MASTERS AND JOHNSON'S new book is in line with their previous contributions in that it attempts an objective, scientific appraisal of human sexual behavior based upon observation of couples in the laboratory. This new account includes studies of homosexual couples, both male and female, and comparisons of homosexuals encounters with those of heterosexuals. It also includes some interesting observations upon those whose preference for one sex rather than the other is undetermined. Some of the couples studied were "committed" - that is, engaged in a long-term relationship. A smaller number were "assigned" - that is, chosen for each other by Masters and Johnson.

The authors' basic assumption is that all human beings are entitled to satisfactory sexual release as their birthright, whether they be heterosexual or homosexual. Although psychiatrists have devoted a great deal of time and energy to helping heterosexual couples with their sexual difficulties, homosexuals suffering from comparable problems have usually been repudiated by clinics and have found scant sympathy or understanding. One major contribution which Masters and Johnson make in this book is to show that, by the use of their approach, homosexuals who are unable to find sexual satisfaction can be helped to do so.
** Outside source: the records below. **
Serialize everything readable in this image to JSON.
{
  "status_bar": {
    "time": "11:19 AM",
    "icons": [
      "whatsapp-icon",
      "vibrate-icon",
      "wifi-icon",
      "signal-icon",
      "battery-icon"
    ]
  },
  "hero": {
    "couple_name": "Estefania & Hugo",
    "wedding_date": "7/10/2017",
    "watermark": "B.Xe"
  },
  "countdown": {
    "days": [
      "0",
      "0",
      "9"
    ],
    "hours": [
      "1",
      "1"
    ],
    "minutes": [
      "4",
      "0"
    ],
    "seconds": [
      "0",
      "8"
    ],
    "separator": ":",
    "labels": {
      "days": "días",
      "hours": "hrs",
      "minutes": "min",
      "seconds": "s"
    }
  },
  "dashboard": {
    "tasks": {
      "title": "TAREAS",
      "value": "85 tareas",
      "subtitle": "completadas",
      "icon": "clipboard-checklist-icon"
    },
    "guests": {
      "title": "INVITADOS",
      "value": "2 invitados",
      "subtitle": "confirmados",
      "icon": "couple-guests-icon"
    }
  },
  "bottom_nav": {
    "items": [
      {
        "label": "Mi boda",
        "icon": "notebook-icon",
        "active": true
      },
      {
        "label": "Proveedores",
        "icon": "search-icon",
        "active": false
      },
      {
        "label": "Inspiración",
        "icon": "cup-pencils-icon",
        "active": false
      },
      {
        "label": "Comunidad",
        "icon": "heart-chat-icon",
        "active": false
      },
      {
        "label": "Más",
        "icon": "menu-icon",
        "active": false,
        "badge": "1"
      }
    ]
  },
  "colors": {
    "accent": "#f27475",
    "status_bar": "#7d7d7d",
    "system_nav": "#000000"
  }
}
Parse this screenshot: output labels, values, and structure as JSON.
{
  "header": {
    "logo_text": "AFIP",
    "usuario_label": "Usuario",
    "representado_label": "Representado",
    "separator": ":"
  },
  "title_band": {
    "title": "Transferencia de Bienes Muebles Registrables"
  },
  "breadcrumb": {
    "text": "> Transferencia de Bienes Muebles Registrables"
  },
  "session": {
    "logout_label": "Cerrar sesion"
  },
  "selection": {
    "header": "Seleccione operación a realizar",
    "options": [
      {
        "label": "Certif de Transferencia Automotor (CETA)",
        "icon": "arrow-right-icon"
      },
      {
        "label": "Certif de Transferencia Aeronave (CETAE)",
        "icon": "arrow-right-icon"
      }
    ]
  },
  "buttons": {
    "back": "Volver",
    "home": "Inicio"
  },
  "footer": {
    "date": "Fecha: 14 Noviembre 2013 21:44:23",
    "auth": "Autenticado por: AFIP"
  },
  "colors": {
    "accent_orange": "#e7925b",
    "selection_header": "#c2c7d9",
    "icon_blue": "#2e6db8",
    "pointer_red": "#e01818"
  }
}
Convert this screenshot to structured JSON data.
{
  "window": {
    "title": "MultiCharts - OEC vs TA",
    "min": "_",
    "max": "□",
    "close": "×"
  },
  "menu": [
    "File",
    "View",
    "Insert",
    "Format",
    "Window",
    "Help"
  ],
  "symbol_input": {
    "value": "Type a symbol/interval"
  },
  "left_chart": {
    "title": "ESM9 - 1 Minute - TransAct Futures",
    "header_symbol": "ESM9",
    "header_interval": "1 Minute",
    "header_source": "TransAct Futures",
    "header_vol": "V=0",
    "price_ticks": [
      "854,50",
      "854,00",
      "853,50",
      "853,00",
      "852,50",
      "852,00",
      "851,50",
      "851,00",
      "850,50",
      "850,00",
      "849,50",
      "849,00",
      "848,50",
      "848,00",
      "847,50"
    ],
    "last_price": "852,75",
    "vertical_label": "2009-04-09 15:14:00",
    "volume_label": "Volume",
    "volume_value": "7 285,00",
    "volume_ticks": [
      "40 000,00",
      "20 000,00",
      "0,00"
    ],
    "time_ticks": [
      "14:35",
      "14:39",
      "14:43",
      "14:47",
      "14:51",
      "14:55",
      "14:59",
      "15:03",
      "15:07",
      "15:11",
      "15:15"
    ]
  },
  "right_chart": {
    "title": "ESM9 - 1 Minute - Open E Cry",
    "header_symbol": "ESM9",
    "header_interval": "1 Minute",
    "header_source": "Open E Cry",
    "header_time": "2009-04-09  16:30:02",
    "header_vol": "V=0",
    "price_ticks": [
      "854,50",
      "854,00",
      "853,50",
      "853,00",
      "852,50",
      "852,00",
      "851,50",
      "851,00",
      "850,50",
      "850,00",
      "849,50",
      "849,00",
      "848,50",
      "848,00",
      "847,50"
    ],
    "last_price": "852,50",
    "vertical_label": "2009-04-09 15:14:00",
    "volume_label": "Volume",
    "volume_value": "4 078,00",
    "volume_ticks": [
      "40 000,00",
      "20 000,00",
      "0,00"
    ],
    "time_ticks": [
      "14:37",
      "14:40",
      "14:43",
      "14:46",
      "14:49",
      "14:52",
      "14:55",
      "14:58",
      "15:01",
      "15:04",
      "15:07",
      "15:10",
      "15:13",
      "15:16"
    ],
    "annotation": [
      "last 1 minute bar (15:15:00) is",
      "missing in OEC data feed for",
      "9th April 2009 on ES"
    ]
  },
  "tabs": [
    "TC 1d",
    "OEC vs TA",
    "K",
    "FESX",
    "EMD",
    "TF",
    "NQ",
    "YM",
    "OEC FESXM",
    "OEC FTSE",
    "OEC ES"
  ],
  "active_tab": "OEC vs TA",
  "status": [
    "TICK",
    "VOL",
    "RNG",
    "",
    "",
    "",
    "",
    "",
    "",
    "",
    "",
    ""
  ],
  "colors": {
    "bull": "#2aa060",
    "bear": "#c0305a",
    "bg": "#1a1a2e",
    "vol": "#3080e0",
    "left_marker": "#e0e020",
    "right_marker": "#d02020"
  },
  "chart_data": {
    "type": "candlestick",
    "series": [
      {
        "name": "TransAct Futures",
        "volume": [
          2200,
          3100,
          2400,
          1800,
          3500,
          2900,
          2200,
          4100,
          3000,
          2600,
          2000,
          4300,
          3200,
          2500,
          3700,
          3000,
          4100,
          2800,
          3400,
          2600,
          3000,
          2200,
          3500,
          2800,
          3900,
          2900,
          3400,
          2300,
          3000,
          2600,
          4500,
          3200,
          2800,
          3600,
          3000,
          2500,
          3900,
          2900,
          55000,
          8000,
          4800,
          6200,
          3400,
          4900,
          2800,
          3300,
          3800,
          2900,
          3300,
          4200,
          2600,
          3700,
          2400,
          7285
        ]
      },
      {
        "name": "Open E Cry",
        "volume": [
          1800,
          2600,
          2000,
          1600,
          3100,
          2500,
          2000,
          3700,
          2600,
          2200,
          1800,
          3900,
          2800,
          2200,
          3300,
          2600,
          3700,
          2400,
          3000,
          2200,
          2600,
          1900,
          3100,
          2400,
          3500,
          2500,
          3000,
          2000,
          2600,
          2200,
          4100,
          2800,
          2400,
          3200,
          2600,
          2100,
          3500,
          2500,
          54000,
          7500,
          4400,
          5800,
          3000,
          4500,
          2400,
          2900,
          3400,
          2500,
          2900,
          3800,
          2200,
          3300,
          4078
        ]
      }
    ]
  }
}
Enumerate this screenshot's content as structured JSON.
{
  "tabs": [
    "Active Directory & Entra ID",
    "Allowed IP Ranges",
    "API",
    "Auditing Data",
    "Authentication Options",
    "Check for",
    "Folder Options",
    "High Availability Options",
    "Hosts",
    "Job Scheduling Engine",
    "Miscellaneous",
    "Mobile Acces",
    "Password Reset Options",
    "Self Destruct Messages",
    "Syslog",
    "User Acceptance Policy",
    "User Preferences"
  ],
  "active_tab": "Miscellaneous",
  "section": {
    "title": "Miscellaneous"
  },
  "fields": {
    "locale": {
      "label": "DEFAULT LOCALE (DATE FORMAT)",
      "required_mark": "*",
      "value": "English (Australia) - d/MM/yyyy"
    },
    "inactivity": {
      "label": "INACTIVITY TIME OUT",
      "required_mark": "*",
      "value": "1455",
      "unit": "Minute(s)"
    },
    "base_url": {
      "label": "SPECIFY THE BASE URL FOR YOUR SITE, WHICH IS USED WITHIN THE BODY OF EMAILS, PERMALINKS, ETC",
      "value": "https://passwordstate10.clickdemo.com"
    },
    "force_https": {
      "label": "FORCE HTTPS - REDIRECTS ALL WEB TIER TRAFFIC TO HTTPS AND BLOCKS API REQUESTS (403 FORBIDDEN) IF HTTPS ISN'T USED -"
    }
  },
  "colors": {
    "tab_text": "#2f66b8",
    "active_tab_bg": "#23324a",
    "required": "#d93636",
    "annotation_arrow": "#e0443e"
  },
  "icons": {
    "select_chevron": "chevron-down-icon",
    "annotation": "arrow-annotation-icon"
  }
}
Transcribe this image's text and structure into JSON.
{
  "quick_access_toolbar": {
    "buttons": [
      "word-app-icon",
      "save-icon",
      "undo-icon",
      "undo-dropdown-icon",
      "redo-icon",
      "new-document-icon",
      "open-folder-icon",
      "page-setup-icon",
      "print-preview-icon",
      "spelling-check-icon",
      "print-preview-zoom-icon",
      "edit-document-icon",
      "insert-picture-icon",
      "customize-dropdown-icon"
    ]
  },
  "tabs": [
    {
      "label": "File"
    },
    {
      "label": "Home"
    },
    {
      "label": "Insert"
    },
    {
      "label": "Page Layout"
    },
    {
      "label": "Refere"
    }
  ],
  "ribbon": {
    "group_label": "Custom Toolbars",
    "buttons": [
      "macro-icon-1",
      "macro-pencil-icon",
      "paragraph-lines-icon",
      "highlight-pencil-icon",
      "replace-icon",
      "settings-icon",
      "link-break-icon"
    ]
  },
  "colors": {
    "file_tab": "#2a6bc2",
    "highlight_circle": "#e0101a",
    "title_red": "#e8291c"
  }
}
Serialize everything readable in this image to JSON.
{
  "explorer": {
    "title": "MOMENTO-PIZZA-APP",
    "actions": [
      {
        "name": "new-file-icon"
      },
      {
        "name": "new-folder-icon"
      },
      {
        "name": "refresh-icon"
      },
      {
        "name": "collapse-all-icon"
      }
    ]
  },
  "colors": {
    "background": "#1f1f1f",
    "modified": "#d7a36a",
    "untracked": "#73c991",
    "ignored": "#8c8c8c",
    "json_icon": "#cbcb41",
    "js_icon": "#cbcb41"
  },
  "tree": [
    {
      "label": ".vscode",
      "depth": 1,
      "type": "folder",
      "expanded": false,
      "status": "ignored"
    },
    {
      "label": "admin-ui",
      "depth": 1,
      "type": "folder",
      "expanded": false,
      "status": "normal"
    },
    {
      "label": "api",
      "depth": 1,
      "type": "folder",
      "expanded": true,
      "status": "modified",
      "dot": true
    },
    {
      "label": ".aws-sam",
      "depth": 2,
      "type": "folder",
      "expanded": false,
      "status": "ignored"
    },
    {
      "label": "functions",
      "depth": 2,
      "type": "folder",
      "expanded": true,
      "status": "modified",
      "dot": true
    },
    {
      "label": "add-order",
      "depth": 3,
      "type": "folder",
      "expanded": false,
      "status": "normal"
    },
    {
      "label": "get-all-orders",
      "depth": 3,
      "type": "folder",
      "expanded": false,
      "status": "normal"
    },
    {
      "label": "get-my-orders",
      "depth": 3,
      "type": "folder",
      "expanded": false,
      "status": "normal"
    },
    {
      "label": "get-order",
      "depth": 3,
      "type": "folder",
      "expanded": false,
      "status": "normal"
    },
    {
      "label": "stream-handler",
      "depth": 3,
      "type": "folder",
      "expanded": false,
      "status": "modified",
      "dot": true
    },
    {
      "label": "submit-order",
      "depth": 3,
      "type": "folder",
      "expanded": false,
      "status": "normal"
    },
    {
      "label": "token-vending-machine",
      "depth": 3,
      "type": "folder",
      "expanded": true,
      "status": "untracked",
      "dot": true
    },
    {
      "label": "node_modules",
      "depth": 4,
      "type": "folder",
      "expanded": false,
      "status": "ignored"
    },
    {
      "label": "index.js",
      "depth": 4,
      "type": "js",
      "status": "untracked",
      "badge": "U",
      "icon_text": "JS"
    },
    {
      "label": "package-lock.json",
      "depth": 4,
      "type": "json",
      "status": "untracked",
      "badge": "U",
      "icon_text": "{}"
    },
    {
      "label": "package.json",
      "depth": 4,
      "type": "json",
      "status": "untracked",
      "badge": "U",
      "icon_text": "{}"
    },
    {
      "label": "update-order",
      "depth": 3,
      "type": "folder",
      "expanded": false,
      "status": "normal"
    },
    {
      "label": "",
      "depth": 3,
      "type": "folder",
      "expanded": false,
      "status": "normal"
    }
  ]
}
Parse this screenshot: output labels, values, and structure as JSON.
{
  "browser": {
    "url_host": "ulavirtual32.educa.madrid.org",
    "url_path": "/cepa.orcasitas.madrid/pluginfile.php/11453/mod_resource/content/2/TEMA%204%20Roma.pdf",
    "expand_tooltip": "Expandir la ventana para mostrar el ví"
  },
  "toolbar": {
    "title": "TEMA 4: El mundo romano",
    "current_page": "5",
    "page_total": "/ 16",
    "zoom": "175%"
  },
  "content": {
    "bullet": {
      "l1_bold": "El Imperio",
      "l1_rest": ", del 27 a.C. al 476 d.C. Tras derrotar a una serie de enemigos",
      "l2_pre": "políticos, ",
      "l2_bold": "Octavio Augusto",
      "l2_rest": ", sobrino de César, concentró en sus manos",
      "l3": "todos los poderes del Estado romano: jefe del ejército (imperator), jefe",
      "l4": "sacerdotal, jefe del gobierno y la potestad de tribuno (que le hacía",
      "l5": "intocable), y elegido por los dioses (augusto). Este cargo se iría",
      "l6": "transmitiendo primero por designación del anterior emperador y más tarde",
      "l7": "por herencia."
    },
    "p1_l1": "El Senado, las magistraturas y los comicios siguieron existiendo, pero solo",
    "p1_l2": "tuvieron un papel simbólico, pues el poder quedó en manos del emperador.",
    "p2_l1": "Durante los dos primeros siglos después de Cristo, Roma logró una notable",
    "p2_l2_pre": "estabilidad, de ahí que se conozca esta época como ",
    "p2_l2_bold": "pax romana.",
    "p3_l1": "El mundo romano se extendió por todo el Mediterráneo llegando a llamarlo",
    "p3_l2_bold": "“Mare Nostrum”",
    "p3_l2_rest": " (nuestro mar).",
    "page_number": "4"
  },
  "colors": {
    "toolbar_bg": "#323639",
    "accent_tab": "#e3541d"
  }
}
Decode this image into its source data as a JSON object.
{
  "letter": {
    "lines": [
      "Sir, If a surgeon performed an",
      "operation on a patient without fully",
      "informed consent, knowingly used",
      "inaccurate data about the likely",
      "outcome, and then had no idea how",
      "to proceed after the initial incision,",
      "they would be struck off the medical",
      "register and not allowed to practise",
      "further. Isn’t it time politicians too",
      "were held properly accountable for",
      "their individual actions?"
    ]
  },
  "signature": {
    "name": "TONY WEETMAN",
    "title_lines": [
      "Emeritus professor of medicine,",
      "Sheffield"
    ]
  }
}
No doubt there are many, even in the field of mental health, who will be shocked by what they consider to be therapy directed toward reinforcing a pathological state of affairs. But those who take a more objective view of homosexuality can only be grateful to Masters and Johnson for initiative programs to improve their sexual functioning. Homosexually is difficult enough to cope with in our society without having the additional disadvantage of sexual dissatisfaction.

Are there any differences in sexual performance and satisfaction between experienced heterosexual and homosexual partners? It will probably come as no surprise that couples of the same sex are at least as adept at satisfying each other's sexual needs as are heterosexual partners. Heterosexual coupling is bedeviled by the specter of male "performance," meaning that a man's pride is liable to be threatened if either he or his partner do not reach orgasm. Therefore, he pays more attention to "getting the job done" than to giving himself and his partner sensual pleasure along the way.

Moreover, according to Masters and Johnson, there is often a lack of communication between heterosexual couples which seldom exists between homosexuals. It is easier to perceive and to sympathize with the physical needs and preferences of one's own sex than to understand those of the opposite sex. In fact, a first reading of this book leaves one with the impression that, if orgasmic release is taken as being the one true goal of love, the most likely couples regularly to achieve it are the committed lesbians.

Masters and Johnsons offer some novel and extremely interesting observations about "ambisexuals." These are people, rather few in number, who not only have had sexual experience with both sexes, which is commonplace, but who also show no preference for one sex rather than the other. Though responding to any sexual opportunity, they have no interest in continuing relationships, being odd, lonely people who seem to put sex in a different category from affection, for which they express little need. Also, the ambisexuals have fewer sexual fantasies than either heterosexuals or homosexuals.

There is a chapter devoted to the topic of fantasies, and many people will be reassured to know that fantasies of being, or of interacting with, the sexual opposite of oneself or one's partner are vey common. Heterosexuals fantasize homosexual encounters, and vice versa, and both wonder what it would be like to be the opposite of what they are. Fantasies involving some sort of sexual compulsion are also commonplace.

Masters and Johnson have successfully treated a few people who wished either to revert to heterosexuality after a period of homosexuality, or else to convert to heterosexuality in spite of minimal experience in that activity. (Only two people requested conversion to homosexuality). Here, selection is all important. Social pressure still impel some toward heterosexuality who, emotionally, are not really inclined in that direction. Masters and Johnson's observations on selection will be found valuable by every professional who is consulted by such people.

Although one may occasionally jib at the rather mechanical approach which these innovators take to sex, and also deplore the jargon which they employ as a substitute for the English language, there is no doubt about the fundamental importance of their work. This is a valuable and original book.